Sunday, June 1, 2014

Chisman Creek Anchorage to Deltaville - Beating to Windward.

After getting up, verifying the anchor was where we left it, and making breakfast, we were again on the move.  This should be our last day of travel up to Deltaville VA.  The weather finally seems to have improved and is supposed to be nice for the next several days. We make our way out of Chisman creek and into the Chesapeake.  The wind was again from the northeast, but we decided to try and sail it anyway.

Goodbye Chisman Creek, you were a nice anchorage.
Beating to windward is what sailors call it when you are trying to head to an upwind destination.  If you have big swells and the wind in your face, I can imagine you could take quite a "beating".  In our case it wasn't bad.  We had maybe two foot seas on a 5 second period (at least that is the guess I noted in my log book). Of course it feels rougher because you are traveling against the wave direction so to you they feel much closer together. Winds were anywhere in the 15~30 knot range, justifying the need to reef the sails.  Still trying to figure out the best time to reef using the "sticker" the charter company put on the inside of a cabinet door as a recommendation.  As it turns out, I found the boat tends to make more leeway without going much faster if you exceed their recommendations, so it looks like I'll stick to those.

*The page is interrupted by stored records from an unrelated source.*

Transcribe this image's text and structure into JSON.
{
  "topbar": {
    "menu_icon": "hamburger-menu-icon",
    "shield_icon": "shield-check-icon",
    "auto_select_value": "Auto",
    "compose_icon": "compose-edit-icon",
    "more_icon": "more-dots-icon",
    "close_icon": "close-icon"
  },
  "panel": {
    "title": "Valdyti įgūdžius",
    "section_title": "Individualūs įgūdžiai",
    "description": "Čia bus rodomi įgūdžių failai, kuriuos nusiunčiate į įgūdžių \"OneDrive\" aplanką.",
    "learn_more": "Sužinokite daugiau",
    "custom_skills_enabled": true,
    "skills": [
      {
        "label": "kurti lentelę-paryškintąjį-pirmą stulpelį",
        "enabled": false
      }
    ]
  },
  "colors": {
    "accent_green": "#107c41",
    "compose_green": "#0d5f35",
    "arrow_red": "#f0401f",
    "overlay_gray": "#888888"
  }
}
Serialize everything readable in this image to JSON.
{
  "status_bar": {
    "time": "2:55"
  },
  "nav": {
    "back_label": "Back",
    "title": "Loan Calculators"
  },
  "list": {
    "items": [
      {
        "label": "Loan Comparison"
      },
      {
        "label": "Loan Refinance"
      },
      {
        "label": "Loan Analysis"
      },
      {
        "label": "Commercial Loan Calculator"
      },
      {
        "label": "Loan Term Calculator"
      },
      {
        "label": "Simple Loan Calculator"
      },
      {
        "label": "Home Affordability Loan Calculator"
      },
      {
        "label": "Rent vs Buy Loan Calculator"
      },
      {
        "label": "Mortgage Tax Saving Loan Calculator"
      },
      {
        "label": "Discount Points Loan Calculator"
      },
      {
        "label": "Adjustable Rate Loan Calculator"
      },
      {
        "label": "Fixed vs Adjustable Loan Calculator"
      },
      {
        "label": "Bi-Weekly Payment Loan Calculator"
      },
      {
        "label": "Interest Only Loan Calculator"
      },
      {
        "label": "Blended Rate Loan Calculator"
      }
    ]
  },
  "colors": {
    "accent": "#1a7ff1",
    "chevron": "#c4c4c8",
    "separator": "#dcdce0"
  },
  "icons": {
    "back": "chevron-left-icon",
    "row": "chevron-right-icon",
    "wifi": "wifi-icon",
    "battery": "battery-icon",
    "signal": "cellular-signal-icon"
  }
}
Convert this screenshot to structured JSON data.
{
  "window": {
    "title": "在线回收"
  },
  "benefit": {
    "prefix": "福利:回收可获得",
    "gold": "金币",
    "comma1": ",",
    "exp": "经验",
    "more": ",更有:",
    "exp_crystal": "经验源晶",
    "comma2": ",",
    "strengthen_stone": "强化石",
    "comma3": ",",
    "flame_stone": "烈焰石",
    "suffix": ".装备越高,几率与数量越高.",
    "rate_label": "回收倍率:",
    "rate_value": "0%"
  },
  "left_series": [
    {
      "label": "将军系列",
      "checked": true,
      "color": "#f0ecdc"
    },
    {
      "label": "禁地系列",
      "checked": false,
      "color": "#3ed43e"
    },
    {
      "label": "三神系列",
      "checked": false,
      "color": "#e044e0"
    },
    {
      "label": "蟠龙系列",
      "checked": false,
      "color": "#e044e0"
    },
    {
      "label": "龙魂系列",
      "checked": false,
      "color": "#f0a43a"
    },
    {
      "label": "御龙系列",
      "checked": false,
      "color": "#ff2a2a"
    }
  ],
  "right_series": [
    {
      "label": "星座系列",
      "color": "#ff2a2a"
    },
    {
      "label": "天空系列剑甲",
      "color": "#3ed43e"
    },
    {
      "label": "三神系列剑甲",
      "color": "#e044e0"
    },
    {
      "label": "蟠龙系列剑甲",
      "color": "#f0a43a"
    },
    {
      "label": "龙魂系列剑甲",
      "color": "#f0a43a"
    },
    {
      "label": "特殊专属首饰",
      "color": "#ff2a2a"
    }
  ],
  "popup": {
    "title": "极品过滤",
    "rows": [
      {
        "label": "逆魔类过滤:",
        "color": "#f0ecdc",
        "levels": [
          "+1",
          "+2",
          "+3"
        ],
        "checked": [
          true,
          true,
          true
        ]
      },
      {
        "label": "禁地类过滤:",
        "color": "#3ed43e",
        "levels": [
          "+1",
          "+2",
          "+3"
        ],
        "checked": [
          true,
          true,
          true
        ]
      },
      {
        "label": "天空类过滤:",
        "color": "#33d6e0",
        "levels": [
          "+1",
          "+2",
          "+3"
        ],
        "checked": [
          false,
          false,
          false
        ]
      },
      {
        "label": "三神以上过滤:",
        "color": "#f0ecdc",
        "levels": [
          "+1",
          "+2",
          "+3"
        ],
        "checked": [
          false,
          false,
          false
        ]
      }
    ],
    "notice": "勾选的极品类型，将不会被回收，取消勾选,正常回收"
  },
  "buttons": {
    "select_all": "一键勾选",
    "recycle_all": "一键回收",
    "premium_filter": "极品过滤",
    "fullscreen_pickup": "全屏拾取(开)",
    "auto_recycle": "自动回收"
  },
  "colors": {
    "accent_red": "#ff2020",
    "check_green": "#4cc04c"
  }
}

You do a lot of sailing when beating to windward...but you don't do much of it in the direction you are trying to go.  We were averaging around 5 knots, but our velocity made good (VMG - or the speed you are going toward your destination) ranged from around 3 knots to -2 knots.  We would play with pinching into the wind as much as we could, then falling off a bit for better linear speed to see if the VMG would change, but it was a slow ride.  I know I'm no expert when it comes to sailing and the best we could seem to get any sort of speed was at about 40 degrees off of the wind direction.  When you account for the leeway, we were traveling somewhere around 50 or more degrees away from the wind. Finally around 4:30pm we had to fire up the engines and motor sail or we were never going to make it to Deltaville before dark.  You can see in the image of our track below when we went from sailing to motoring as our course became much more direct.  While we sailed a majority of the distance we traveled, it seems we only sailed about 1/2 of the actual path between Chisman Creek and Deltaville.

We made it to Deltaville, but it was late and the boatyard I was heading to was closed for the day (and weekend), so we anchored in a nice bay just a little outside their facility.

Rover at anchor in Fishing Bay near Deltaville VA.
I guess I hadn't mentioned this, but the reason for this trip, in addition to getting north of Cape Hattaras before June 1, was to get the boat hauled and get some work done.  I hope I can find some decent tradespeople here, I've heard pretty good things about the area.


  1. Congratulations, Mike! Your accomplishments over these past six months, from buying Rover to repositioning her to Deltaville, have been truly inspiring. I regret that I was unable to join you for that last leg to Deltaville. You did just fine though, as I knew you would. Congratulations on a huge success. Best of luck with Rover and the retrofit. I'll look forward to reading your blog as you continue this adventure. Nick

    1. Thanks Nick and Conchi.

      Getting past the "sitting at a marina fixing things" stage and actually on to sailing has been great. Good reminder of why I'm doing this and providing renewed vigor to make it over the next couple hurdles (some refit and selling the other house).